WHAT THIS TASK INVOLVES. Every line of the entries below that carries the string "percent" should be copied.

Data records.
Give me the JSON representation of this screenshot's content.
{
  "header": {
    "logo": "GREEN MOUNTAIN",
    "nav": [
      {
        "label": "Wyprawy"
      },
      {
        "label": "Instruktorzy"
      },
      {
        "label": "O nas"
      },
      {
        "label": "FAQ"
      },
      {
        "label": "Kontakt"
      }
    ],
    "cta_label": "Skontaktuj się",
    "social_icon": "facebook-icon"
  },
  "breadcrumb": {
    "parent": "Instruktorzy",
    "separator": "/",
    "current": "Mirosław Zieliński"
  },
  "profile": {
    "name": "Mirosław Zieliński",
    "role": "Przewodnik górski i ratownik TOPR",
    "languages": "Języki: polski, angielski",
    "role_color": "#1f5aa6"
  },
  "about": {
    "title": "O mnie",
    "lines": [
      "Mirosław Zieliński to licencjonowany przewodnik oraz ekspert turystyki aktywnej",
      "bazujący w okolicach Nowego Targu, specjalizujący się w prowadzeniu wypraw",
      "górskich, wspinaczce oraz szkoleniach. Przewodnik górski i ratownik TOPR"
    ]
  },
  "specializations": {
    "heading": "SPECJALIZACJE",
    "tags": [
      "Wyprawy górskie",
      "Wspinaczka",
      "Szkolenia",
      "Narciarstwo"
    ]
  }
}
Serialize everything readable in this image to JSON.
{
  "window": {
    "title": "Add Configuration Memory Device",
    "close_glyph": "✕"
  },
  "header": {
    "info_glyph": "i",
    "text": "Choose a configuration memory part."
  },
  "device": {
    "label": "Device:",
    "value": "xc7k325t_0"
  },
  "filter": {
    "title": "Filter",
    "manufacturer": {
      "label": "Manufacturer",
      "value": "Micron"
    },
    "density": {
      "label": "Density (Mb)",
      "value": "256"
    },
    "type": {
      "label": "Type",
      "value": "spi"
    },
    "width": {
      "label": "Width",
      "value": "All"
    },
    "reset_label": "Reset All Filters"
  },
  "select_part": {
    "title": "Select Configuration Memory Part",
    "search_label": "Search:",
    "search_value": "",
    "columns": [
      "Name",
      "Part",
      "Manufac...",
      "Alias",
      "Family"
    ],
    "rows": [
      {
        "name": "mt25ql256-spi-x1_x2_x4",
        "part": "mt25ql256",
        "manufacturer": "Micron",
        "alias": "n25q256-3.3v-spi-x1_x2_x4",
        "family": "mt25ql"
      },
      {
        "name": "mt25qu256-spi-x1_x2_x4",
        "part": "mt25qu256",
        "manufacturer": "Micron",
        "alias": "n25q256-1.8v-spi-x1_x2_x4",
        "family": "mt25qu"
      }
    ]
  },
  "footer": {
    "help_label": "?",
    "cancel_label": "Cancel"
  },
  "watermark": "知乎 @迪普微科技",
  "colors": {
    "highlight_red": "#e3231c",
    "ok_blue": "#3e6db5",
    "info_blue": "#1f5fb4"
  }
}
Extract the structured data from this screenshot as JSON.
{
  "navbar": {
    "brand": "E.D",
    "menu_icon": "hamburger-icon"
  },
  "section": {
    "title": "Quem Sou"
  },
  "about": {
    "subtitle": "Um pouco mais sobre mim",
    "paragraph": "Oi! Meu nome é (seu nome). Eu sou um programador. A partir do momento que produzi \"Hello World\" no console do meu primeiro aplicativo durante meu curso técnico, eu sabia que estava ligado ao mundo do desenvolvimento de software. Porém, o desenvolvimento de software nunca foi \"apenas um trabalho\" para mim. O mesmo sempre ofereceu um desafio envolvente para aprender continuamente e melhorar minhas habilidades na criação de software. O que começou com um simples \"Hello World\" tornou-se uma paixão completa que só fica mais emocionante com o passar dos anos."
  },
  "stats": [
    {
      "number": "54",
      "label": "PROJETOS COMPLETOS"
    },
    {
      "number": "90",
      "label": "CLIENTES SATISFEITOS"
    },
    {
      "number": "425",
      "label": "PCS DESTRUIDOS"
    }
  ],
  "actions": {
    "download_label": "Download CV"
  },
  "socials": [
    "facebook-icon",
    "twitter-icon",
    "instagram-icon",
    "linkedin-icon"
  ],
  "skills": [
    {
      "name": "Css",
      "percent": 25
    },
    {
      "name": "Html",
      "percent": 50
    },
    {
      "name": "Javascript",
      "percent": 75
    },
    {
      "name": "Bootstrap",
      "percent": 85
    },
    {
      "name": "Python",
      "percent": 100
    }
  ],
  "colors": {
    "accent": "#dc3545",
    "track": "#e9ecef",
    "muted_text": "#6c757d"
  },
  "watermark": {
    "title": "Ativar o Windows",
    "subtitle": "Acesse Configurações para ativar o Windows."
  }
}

SOLUTION.
      "percent": 25
      "percent": 50
      "percent": 75
      "percent": 85
      "percent": 100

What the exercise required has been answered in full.